Stored items from a collection
====

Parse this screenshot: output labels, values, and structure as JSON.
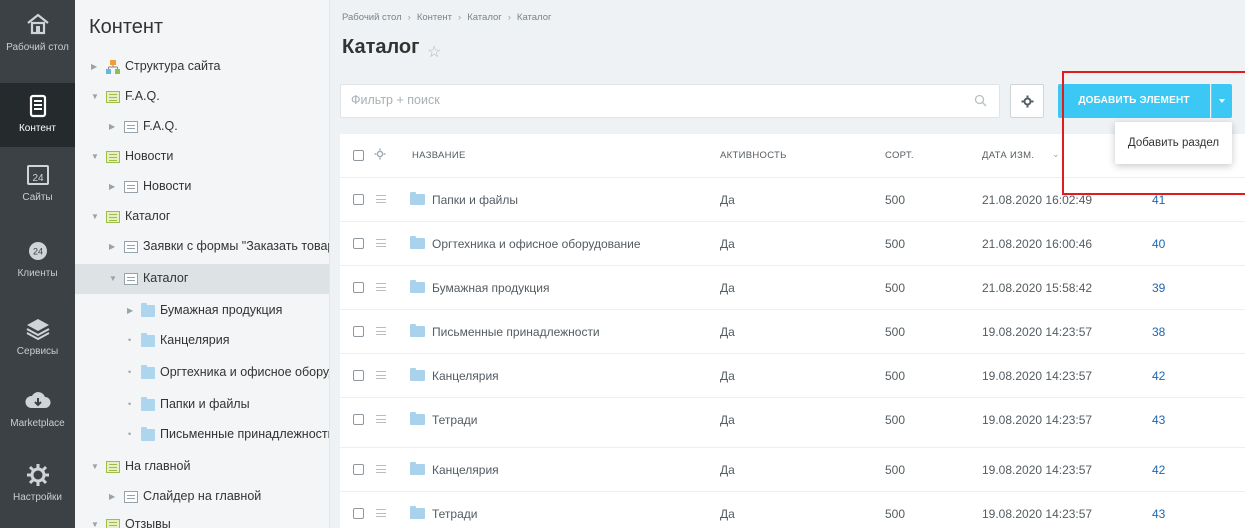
{
  "left_menu": [
    {
      "label": "Рабочий стол",
      "icon": "home-icon",
      "active": false
    },
    {
      "label": "Контент",
      "icon": "content-icon",
      "active": true
    },
    {
      "label": "Сайты",
      "icon": "calendar-icon",
      "active": false
    },
    {
      "label": "Клиенты",
      "icon": "clients-icon",
      "active": false
    },
    {
      "label": "Сервисы",
      "icon": "layers-icon",
      "active": false
    },
    {
      "label": "Marketplace",
      "icon": "cloud-download-icon",
      "active": false
    },
    {
      "label": "Настройки",
      "icon": "gear-icon",
      "active": false
    }
  ],
  "left_menu_calendar_day": "24",
  "tree": {
    "title": "Контент",
    "items": [
      {
        "label": "Структура сайта",
        "icon": "site-structure-icon"
      },
      {
        "label": "F.A.Q.",
        "icon": "iblock-type-icon"
      },
      {
        "label": "F.A.Q.",
        "icon": "iblock-icon"
      },
      {
        "label": "Новости",
        "icon": "iblock-type-icon"
      },
      {
        "label": "Новости",
        "icon": "iblock-icon"
      },
      {
        "label": "Каталог",
        "icon": "iblock-type-icon"
      },
      {
        "label": "Заявки с формы \"Заказать товар\"",
        "icon": "iblock-icon"
      },
      {
        "label": "Каталог",
        "icon": "iblock-icon"
      },
      {
        "label": "Бумажная продукция",
        "icon": "folder-icon"
      },
      {
        "label": "Канцелярия",
        "icon": "folder-icon"
      },
      {
        "label": "Оргтехника и офисное оборудование",
        "icon": "folder-icon"
      },
      {
        "label": "Папки и файлы",
        "icon": "folder-icon"
      },
      {
        "label": "Письменные принадлежности",
        "icon": "folder-icon"
      },
      {
        "label": "На главной",
        "icon": "iblock-type-icon"
      },
      {
        "label": "Слайдер на главной",
        "icon": "iblock-icon"
      },
      {
        "label": "Отзывы",
        "icon": "iblock-type-icon"
      }
    ]
  },
  "breadcrumb": [
    "Рабочий стол",
    "Контент",
    "Каталог",
    "Каталог"
  ],
  "page_title": "Каталог",
  "filter": {
    "placeholder": "Фильтр + поиск"
  },
  "toolbar": {
    "add_element_label": "ДОБАВИТЬ ЭЛЕМЕНТ",
    "dropdown_item": "Добавить раздел"
  },
  "grid": {
    "columns": {
      "name": "НАЗВАНИЕ",
      "active": "АКТИВНОСТЬ",
      "sort": "СОРТ.",
      "date": "ДАТА ИЗМ."
    },
    "rows": [
      {
        "name": "Папки и файлы",
        "active": "Да",
        "sort": "500",
        "date": "21.08.2020 16:02:49",
        "id": "41"
      },
      {
        "name": "Оргтехника и офисное оборудование",
        "active": "Да",
        "sort": "500",
        "date": "21.08.2020 16:00:46",
        "id": "40"
      },
      {
        "name": "Бумажная продукция",
        "active": "Да",
        "sort": "500",
        "date": "21.08.2020 15:58:42",
        "id": "39"
      },
      {
        "name": "Письменные принадлежности",
        "active": "Да",
        "sort": "500",
        "date": "19.08.2020 14:23:57",
        "id": "38"
      },
      {
        "name": "Канцелярия",
        "active": "Да",
        "sort": "500",
        "date": "19.08.2020 14:23:57",
        "id": "42"
      },
      {
        "name": "Тетради",
        "active": "Да",
        "sort": "500",
        "date": "19.08.2020 14:23:57",
        "id": "43"
      },
      {
        "name": "Канцелярия",
        "active": "Да",
        "sort": "500",
        "date": "19.08.2020 14:23:57",
        "id": "42"
      },
      {
        "name": "Тетради",
        "active": "Да",
        "sort": "500",
        "date": "19.08.2020 14:23:57",
        "id": "43"
      }
    ]
  },
  "colors": {
    "accent": "#3bc8f5",
    "highlight_box": "#e21b1b",
    "sidebar": "#3b4145"
  }
}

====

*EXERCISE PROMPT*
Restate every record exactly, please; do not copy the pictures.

*REPLY TO THE TASK*
Parse this screenshot: output labels, values, and structure as JSON.
{
  "left_menu": [
    {
      "label": "Рабочий стол",
      "icon": "home-icon",
      "active": false
    },
    {
      "label": "Контент",
      "icon": "content-icon",
      "active": true
    },
    {
      "label": "Сайты",
      "icon": "calendar-icon",
      "active": false
    },
    {
      "label": "Клиенты",
      "icon": "clients-icon",
      "active": false
    },
    {
      "label": "Сервисы",
      "icon": "layers-icon",
      "active": false
    },
    {
      "label": "Marketplace",
      "icon": "cloud-download-icon",
      "active": false
    },
    {
      "label": "Настройки",
      "icon": "gear-icon",
      "active": false
    }
  ],
  "left_menu_calendar_day": "24",
  "tree": {
    "title": "Контент",
    "items": [
      {
        "label": "Структура сайта",
        "icon": "site-structure-icon"
      },
      {
        "label": "F.A.Q.",
        "icon": "iblock-type-icon"
      },
      {
        "label": "F.A.Q.",
        "icon": "iblock-icon"
      },
      {
        "label": "Новости",
        "icon": "iblock-type-icon"
      },
      {
        "label": "Новости",
        "icon": "iblock-icon"
      },
      {
        "label": "Каталог",
        "icon": "iblock-type-icon"
      },
      {
        "label": "Заявки с формы \"Заказать товар\"",
        "icon": "iblock-icon"
      },
      {
        "label": "Каталог",
        "icon": "iblock-icon"
      },
      {
        "label": "Бумажная продукция",
        "icon": "folder-icon"
      },
      {
        "label": "Канцелярия",
        "icon": "folder-icon"
      },
      {
        "label": "Оргтехника и офисное оборудование",
        "icon": "folder-icon"
      },
      {
        "label": "Папки и файлы",
        "icon": "folder-icon"
      },
      {
        "label": "Письменные принадлежности",
        "icon": "folder-icon"
      },
      {
        "label": "На главной",
        "icon": "iblock-type-icon"
      },
      {
        "label": "Слайдер на главной",
        "icon": "iblock-icon"
      },
      {
        "label": "Отзывы",
        "icon": "iblock-type-icon"
      }
    ]
  },
  "breadcrumb": [
    "Рабочий стол",
    "Контент",
    "Каталог",
    "Каталог"
  ],
  "page_title": "Каталог",
  "filter": {
    "placeholder": "Фильтр + поиск"
  },
  "toolbar": {
    "add_element_label": "ДОБАВИТЬ ЭЛЕМЕНТ",
    "dropdown_item": "Добавить раздел"
  },
  "grid": {
    "columns": {
      "name": "НАЗВАНИЕ",
      "active": "АКТИВНОСТЬ",
      "sort": "СОРТ.",
      "date": "ДАТА ИЗМ."
    },
    "rows": [
      {
        "name": "Папки и файлы",
        "active": "Да",
        "sort": "500",
        "date": "21.08.2020 16:02:49",
        "id": "41"
      },
      {
        "name": "Оргтехника и офисное оборудование",
        "active": "Да",
        "sort": "500",
        "date": "21.08.2020 16:00:46",
        "id": "40"
      },
      {
        "name": "Бумажная продукция",
        "active": "Да",
        "sort": "500",
        "date": "21.08.2020 15:58:42",
        "id": "39"
      },
      {
        "name": "Письменные принадлежности",
        "active": "Да",
        "sort": "500",
        "date": "19.08.2020 14:23:57",
        "id": "38"
      },
      {
        "name": "Канцелярия",
        "active": "Да",
        "sort": "500",
        "date": "19.08.2020 14:23:57",
        "id": "42"
      },
      {
        "name": "Тетради",
        "active": "Да",
        "sort": "500",
        "date": "19.08.2020 14:23:57",
        "id": "43"
      },
      {
        "name": "Канцелярия",
        "active": "Да",
        "sort": "500",
        "date": "19.08.2020 14:23:57",
        "id": "42"
      },
      {
        "name": "Тетради",
        "active": "Да",
        "sort": "500",
        "date": "19.08.2020 14:23:57",
        "id": "43"
      }
    ]
  },
  "colors": {
    "accent": "#3bc8f5",
    "highlight_box": "#e21b1b",
    "sidebar": "#3b4145"
  }
}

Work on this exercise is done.